By Lani Jefcoat
MISSISSIPPI STATE -- The Jackson Zoo will play host this summer to thousands of butterflies in a special six-month event.
The zoo, with assistance from the Mississippi State University Extension Service and the Mississippi Agricultural and Forestry Experiment Station, is preparing a 3,000 square foot shade-cloth butterfly house.
"Butterflies and moths native to Mississippi will live in the house," said Felder Rushing, Hinds County Extension horticulture agent. "There are 151 types of butterflies native to Mississippi. The 25 to 30 kinds in the exhibit were chosen because they are commonly found in Mississippi gardens."
Butterflies from a meadow outside the house will be added inside the house in addition to the stocked butterflies.
"This exhibit gives people the opportunity to study plants along with the butterflies and offers a good plant and flower demonstration," Rushing said. "Plants depend on the butterflies for pollination so this is a beneficial environment for both."

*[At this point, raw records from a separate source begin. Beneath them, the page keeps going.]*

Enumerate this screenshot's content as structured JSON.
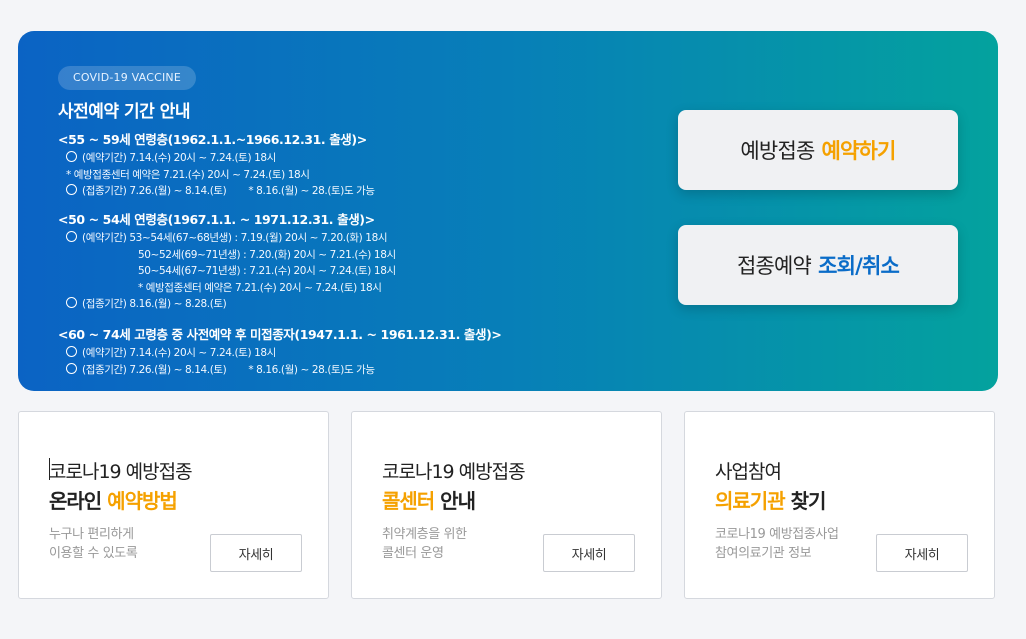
{
  "hero": {
    "badge": "COVID-19 VACCINE",
    "title": "사전예약 기간 안내",
    "groups": [
      {
        "title": "<55 ~ 59세 연령층(1962.1.1.~1966.12.31. 출생)>",
        "lines": [
          {
            "circle": true,
            "text": "(예약기간) 7.14.(수) 20시 ~ 7.24.(토) 18시"
          },
          {
            "circle": false,
            "text": "* 예방접종센터 예약은 7.21.(수) 20시 ~ 7.24.(토) 18시"
          },
          {
            "circle": true,
            "text": "(접종기간) 7.26.(월) ~ 8.14.(토)",
            "note": "* 8.16.(월) ~ 28.(토)도 가능"
          }
        ]
      },
      {
        "title": "<50 ~ 54세 연령층(1967.1.1. ~ 1971.12.31. 출생)>",
        "lines": [
          {
            "circle": true,
            "text": "(예약기간) 53~54세(67~68년생) : 7.19.(월) 20시 ~ 7.20.(화) 18시"
          },
          {
            "indent": true,
            "text": "50~52세(69~71년생) : 7.20.(화) 20시 ~ 7.21.(수) 18시"
          },
          {
            "indent": true,
            "text": "50~54세(67~71년생) : 7.21.(수) 20시 ~ 7.24.(토) 18시"
          },
          {
            "indent": true,
            "text": "* 예방접종센터 예약은 7.21.(수) 20시 ~ 7.24.(토) 18시"
          },
          {
            "circle": true,
            "text": "(접종기간) 8.16.(월) ~ 8.28.(토)"
          }
        ]
      },
      {
        "title": "<60 ~ 74세 고령층 중 사전예약 후 미접종자(1947.1.1. ~ 1961.12.31. 출생)>",
        "lines": [
          {
            "circle": true,
            "text": "(예약기간) 7.14.(수) 20시 ~ 7.24.(토) 18시"
          },
          {
            "circle": true,
            "text": "(접종기간) 7.26.(월) ~ 8.14.(토)",
            "note": "* 8.16.(월) ~ 28.(토)도 가능"
          }
        ]
      }
    ],
    "reserve_button": {
      "prefix": "예방접종",
      "emphasis": "예약하기",
      "color": "#f5a100"
    },
    "lookup_button": {
      "prefix": "접종예약",
      "emphasis": "조회/취소",
      "color": "#0a6cc8"
    }
  },
  "cards": [
    {
      "line1": "코로나19 예방접종",
      "line2_a": "온라인 ",
      "line2_hl": "예약방법",
      "line2_b": "",
      "desc": [
        "누구나 편리하게",
        "이용할 수 있도록"
      ],
      "button": "자세히"
    },
    {
      "line1": "코로나19 예방접종",
      "line2_a": "",
      "line2_hl": "콜센터",
      "line2_b": " 안내",
      "desc": [
        "취약계층을 위한",
        "콜센터 운영"
      ],
      "button": "자세히"
    },
    {
      "line1": "사업참여",
      "line2_a": "",
      "line2_hl": "의료기관",
      "line2_b": " 찾기",
      "desc": [
        "코로나19 예방접종사업",
        "참여의료기관 정보"
      ],
      "button": "자세히"
    }
  ],
  "colors": {
    "accent_orange": "#f5a100",
    "accent_blue": "#0a6cc8",
    "hero_start": "#0b63c4",
    "hero_end": "#04a29e"
  }
}
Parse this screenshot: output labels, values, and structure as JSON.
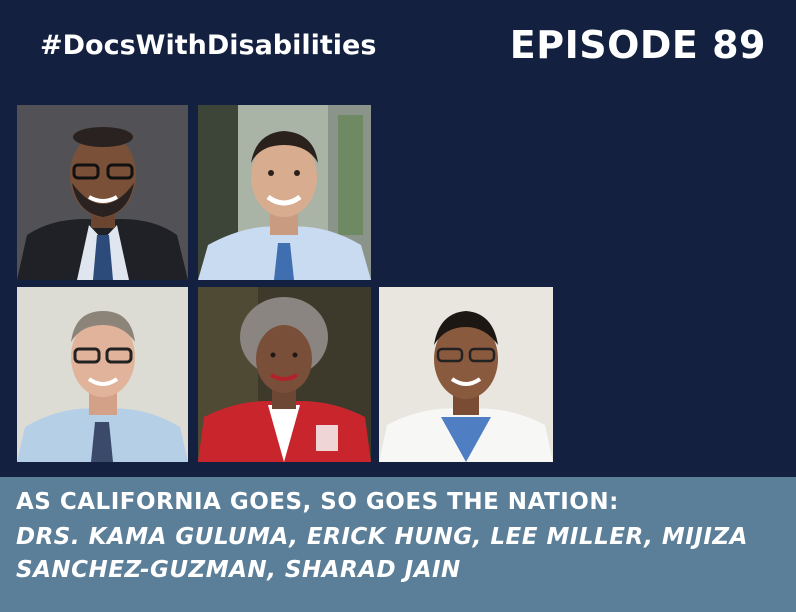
{
  "header": {
    "hashtag": "#DocsWithDisabilities",
    "episode": "EPISODE 89"
  },
  "caption": {
    "line1": "AS CALIFORNIA GOES, SO GOES THE NATION:",
    "line2": "DRS. KAMA GULUMA, ERICK HUNG, LEE MILLER, MIJIZA SANCHEZ-GUZMAN, SHARAD JAIN"
  },
  "colors": {
    "background": "#13203f",
    "caption_band": "#5b7e99",
    "text": "#ffffff"
  }
}
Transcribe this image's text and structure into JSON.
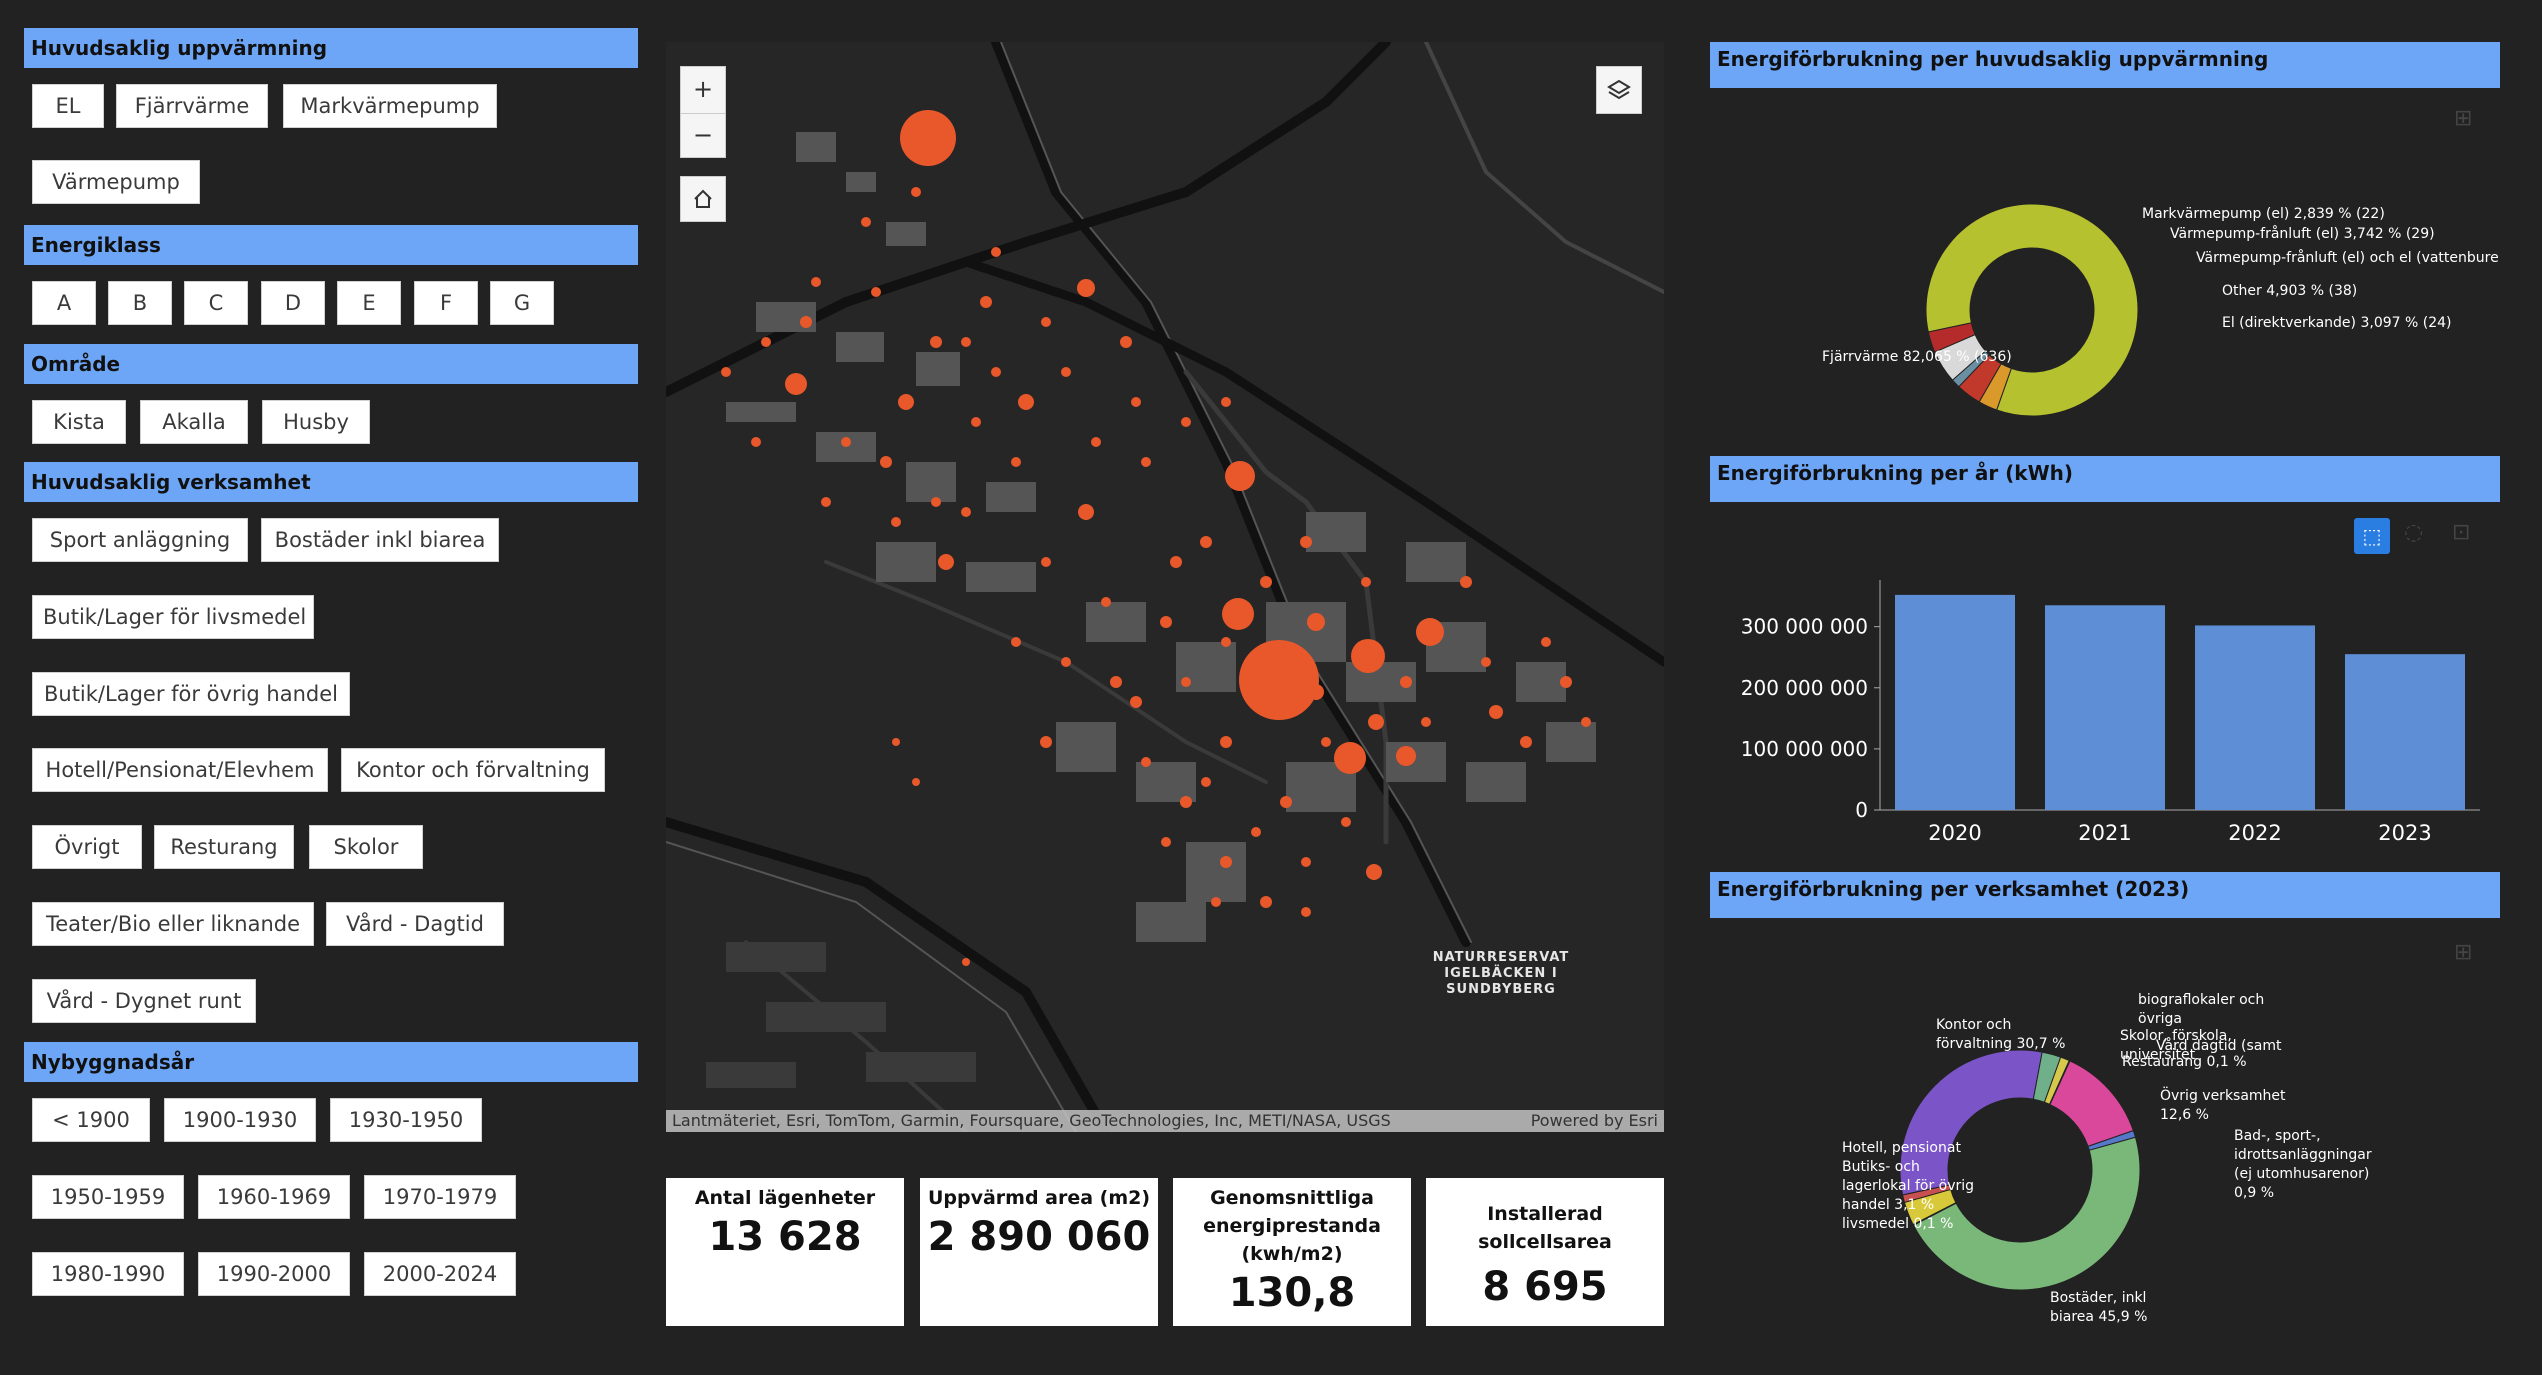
{
  "filters": {
    "heating": {
      "title": "Huvudsaklig uppvärmning",
      "options": [
        "EL",
        "Fjärrvärme",
        "Markvärmepump",
        "Värmepump"
      ]
    },
    "energy_class": {
      "title": "Energiklass",
      "options": [
        "A",
        "B",
        "C",
        "D",
        "E",
        "F",
        "G"
      ]
    },
    "area": {
      "title": "Område",
      "options": [
        "Kista",
        "Akalla",
        "Husby"
      ]
    },
    "activity": {
      "title": "Huvudsaklig verksamhet",
      "options": [
        "Sport anläggning",
        "Bostäder inkl biarea",
        "Butik/Lager för livsmedel",
        "Butik/Lager för övrig handel",
        "Hotell/Pensionat/Elevhem",
        "Kontor och förvaltning",
        "Övrigt",
        "Resturang",
        "Skolor",
        "Teater/Bio eller liknande",
        "Vård - Dagtid",
        "Vård - Dygnet runt"
      ]
    },
    "build_year": {
      "title": "Nybyggnadsår",
      "options": [
        "< 1900",
        "1900-1930",
        "1930-1950",
        "1950-1959",
        "1960-1969",
        "1970-1979",
        "1980-1990",
        "1990-2000",
        "2000-2024"
      ]
    }
  },
  "map": {
    "zoom_in": "+",
    "zoom_out": "−",
    "home_icon": "home-icon",
    "layers_icon": "layers-icon",
    "attribution": "Lantmäteriet, Esri, TomTom, Garmin, Foursquare, GeoTechnologies, Inc, METI/NASA, USGS",
    "powered_by": "Powered by Esri",
    "place_label": [
      "NATURRESERVAT",
      "IGELBÄCKEN I",
      "SUNDBYBERG"
    ],
    "marker_color": "#e8582a"
  },
  "kpis": [
    {
      "label": "Antal lägenheter",
      "value": "13 628"
    },
    {
      "label": "Uppvärmd area (m2)",
      "value": "2 890 060"
    },
    {
      "label": "Genomsnittliga energiprestanda (kwh/m2)",
      "value": "130,8"
    },
    {
      "label": "Installerad sollcellsarea",
      "value": "8 695"
    }
  ],
  "chart_data": [
    {
      "type": "pie",
      "title": "Energiförbrukning per huvudsaklig uppvärmning",
      "slices": [
        {
          "label": "Fjärrvärme 82,065 % (636)",
          "value": 82.065,
          "color": "#b5c12e"
        },
        {
          "label": "Markvärmepump (el) 2,839 % (22)",
          "value": 2.839,
          "color": "#d99a2b"
        },
        {
          "label": "Värmepump-frånluft (el) 3,742 % (29)",
          "value": 3.742,
          "color": "#c0392b"
        },
        {
          "label": "Värmepump-frånluft (el) och el (vattenburen)",
          "value": 1.354,
          "color": "#6a8fa3"
        },
        {
          "label": "Other 4,903 % (38)",
          "value": 4.903,
          "color": "#d9d9d9"
        },
        {
          "label": "El (direktverkande) 3,097 % (24)",
          "value": 3.097,
          "color": "#b52a2a"
        }
      ]
    },
    {
      "type": "bar",
      "title": "Energiförbrukning per år (kWh)",
      "categories": [
        "2020",
        "2021",
        "2022",
        "2023"
      ],
      "values": [
        352000000,
        335000000,
        302000000,
        255000000
      ],
      "ylim": [
        0,
        360000000
      ],
      "yticks": [
        0,
        100000000,
        200000000,
        300000000
      ],
      "ytick_labels": [
        "0",
        "100 000 000",
        "200 000 000",
        "300 000 000"
      ],
      "color": "#5e8fd6"
    },
    {
      "type": "pie",
      "title": "Energiförbrukning per verksamhet (2023)",
      "slices": [
        {
          "label": "Kontor och förvaltning 30,7 %",
          "value": 30.7,
          "color": "#7b55c7"
        },
        {
          "label": "Skolor, förskola, universitet",
          "value": 2.5,
          "color": "#6fb08a"
        },
        {
          "label": "Vård dagtid",
          "value": 1.2,
          "color": "#d6c84a"
        },
        {
          "label": "Restaurang 0,1 %",
          "value": 0.1,
          "color": "#e07b3a"
        },
        {
          "label": "Övrig verksamhet 12,6 %",
          "value": 12.6,
          "color": "#d9489b"
        },
        {
          "label": "Bad-, sport-, idrottsanläggningar (ej utomhusarenor) 0,9 %",
          "value": 0.9,
          "color": "#5578c9"
        },
        {
          "label": "Bostäder, inkl biarea 45,9 %",
          "value": 45.9,
          "color": "#7ab87a"
        },
        {
          "label": "Butik och lager för livsmedel 0,1 %",
          "value": 0.1,
          "color": "#8aa0c8"
        },
        {
          "label": "Butik och lager för övrig handel 3,1 %",
          "value": 3.1,
          "color": "#d8c93a"
        },
        {
          "label": "Hotell, pensionat 1 %",
          "value": 1.0,
          "color": "#c85050"
        }
      ],
      "annotations": {
        "kontor": "Kontor och förvaltning 30,7 %",
        "ovrig": "Övrig verksamhet 12,6 %",
        "bad": "Bad-, sport-, idrottsanläggningar (ej utomhusarenor) 0,9 %",
        "bostader": "Bostäder, inkl biarea 45,9 %",
        "hotell": "Hotell, pensionat och elevhem 1 %",
        "butik": "Butiks- och lagerlokal för övrig handel 3,1 %",
        "livs": "Butik/Lager för livsmedel 0,1 %",
        "skolor": "Skolor, förskola, universitet 2,5 %",
        "restaurang": "Restaurang 0,1 %",
        "vard": "Vård dagtid (samt övriga lokaler)",
        "bio": "biograflokaler och övriga 0,1 %"
      }
    }
  ]
}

Butterflies live anywhere from a few days to a few weeks. The house will be stocked each week with chrysalises and young butterflies, but organizers hope the butterflies will reproduce on the host plants used in the exhibit.
Designers expect many school children to visit the butterfly house, and exhibits will give children a chance to see the different stages of metamorphosis they are learning about in school.
"We want this effort to take the process to the people and bring more awareness and interest in the research done by our Experiment Stations," Rushing said.
The house is 12 feet tall and is covered with an insect netting to keep the butterflies in and wasps out. Visitors must go through two doors to get inside the house and there are fans placed above the doors to blow the butterflies back.
Rushing custom developed a fog system for the house designed to keep butterflies and people cool. The house is patterned after existing butterfly houses, but it is the first to be built in Mississippi.
The plants in the house were chosen to encourage the caterpillars to eat the leaves so they grow healthy and produce beautiful butterflies. Some of the plants for caterpillars will be sassafras, oak trees, Queen Anne's lace and fennel. Tomato and cabbage plants for will be available for worms that turn into beautiful moths.
The flowering plants grown for the butterflies are lantanas, verbenas, buddleia, pentas and zinnias. The butterflies are attracted to brightly colored flowers and pollen in the flowers.
All of the plants used in the butterfly house are from Mississippi growers. The plants have been part of demonstrations and trials at Mississippi Experiment Stations to find the strongest, long blooming flowers that attract butterflies.
"The more flowers you have, the more butterflies you have," Rushing said.
Dr. Pat Harris, Extension entomologist, developed a safe and effective way to control fire ants without using harsh chemicals in and around the butterfly house. Dr. Patricia Knight, assistant horticulturist at the South Mississippi Experiment Station, and Dr. David Tatum, Extension horticulturist, assisted in locating plants for the exhibit.
About 150,000 people are expected to attend the exhibit which opens May 1 at the Jackson Zoo and closes Oct. 31.